== Dataset excerpts ==
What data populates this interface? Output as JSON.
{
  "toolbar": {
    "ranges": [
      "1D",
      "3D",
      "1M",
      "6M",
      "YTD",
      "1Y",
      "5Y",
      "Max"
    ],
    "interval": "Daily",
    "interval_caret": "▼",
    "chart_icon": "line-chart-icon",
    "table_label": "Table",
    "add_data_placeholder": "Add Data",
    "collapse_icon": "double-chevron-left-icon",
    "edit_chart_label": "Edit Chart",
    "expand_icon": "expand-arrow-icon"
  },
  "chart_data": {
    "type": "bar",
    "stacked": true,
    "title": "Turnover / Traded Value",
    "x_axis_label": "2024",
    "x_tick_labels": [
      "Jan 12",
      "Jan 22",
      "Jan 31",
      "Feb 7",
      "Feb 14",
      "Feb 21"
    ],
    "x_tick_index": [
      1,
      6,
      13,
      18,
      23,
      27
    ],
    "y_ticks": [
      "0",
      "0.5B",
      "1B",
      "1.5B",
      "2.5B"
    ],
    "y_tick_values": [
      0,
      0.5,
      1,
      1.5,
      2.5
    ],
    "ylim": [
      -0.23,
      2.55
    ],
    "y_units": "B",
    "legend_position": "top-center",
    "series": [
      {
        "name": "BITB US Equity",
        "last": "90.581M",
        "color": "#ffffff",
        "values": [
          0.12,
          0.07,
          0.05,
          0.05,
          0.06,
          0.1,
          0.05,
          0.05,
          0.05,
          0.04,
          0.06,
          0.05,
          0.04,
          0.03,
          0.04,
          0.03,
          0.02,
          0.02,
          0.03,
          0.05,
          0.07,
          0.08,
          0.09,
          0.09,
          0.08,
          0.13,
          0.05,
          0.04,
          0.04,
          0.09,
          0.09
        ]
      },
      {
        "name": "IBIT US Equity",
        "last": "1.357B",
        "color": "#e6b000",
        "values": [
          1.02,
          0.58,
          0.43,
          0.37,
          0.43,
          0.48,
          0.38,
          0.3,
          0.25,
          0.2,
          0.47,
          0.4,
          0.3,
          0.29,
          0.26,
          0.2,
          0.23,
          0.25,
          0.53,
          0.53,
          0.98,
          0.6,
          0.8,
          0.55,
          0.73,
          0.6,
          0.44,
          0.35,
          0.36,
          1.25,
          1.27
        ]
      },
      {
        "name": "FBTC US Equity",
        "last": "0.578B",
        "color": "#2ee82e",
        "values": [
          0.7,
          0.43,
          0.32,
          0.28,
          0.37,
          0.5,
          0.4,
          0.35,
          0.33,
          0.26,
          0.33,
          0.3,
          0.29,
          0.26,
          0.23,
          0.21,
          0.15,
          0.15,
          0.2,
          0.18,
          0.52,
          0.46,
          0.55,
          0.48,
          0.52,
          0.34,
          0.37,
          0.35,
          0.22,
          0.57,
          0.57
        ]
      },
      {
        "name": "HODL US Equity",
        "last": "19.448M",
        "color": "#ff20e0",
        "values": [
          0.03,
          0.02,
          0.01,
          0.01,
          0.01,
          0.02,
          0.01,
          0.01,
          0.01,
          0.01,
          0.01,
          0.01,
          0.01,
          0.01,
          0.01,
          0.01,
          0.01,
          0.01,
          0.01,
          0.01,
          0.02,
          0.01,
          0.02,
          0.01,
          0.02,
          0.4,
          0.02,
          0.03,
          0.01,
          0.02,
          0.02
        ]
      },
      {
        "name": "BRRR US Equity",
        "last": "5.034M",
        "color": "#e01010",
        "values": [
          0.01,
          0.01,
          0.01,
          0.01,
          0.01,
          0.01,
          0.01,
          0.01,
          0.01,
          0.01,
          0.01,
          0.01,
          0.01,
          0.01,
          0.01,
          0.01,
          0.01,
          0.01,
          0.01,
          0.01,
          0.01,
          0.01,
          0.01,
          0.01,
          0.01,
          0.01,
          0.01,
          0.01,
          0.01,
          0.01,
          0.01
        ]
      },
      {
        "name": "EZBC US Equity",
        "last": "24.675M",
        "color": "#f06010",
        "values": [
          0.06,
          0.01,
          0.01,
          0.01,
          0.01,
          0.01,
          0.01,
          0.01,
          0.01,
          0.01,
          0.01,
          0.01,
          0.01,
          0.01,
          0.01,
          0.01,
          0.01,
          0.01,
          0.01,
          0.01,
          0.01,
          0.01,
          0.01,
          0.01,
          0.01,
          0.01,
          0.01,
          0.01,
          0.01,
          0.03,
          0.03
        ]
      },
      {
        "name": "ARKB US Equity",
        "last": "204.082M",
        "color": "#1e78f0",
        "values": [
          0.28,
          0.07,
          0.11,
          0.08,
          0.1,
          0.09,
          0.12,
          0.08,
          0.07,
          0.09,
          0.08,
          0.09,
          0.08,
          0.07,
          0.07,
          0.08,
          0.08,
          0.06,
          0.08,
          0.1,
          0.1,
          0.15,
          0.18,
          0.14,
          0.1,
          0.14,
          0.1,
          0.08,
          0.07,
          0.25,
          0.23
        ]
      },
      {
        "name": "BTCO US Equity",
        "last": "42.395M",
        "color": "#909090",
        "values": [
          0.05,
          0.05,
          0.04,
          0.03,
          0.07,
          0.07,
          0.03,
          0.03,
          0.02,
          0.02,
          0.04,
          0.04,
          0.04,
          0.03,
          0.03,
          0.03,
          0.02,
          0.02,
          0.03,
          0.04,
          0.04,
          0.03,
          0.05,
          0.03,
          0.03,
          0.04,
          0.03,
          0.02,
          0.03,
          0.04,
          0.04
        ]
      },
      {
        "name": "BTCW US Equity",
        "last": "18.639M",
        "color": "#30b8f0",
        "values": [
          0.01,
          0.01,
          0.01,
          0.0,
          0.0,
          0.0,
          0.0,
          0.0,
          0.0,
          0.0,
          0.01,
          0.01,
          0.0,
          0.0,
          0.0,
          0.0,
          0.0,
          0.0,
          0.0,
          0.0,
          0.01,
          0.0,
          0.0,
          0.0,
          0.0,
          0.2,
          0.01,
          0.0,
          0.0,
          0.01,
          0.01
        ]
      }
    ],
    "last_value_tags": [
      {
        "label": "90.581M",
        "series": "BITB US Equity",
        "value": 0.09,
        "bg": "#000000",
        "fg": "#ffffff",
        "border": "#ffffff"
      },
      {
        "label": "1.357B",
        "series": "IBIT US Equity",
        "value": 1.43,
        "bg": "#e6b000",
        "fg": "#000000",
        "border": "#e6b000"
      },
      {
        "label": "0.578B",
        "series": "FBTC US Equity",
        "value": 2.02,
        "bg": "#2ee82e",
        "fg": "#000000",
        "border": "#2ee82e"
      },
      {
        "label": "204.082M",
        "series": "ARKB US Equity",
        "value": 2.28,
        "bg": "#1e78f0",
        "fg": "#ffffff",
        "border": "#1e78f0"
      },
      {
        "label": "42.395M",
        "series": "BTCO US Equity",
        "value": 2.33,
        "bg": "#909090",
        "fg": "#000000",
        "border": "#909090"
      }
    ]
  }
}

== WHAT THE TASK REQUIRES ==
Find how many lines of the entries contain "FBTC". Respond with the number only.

== ANSWER TO THIS PROBLEM ==
2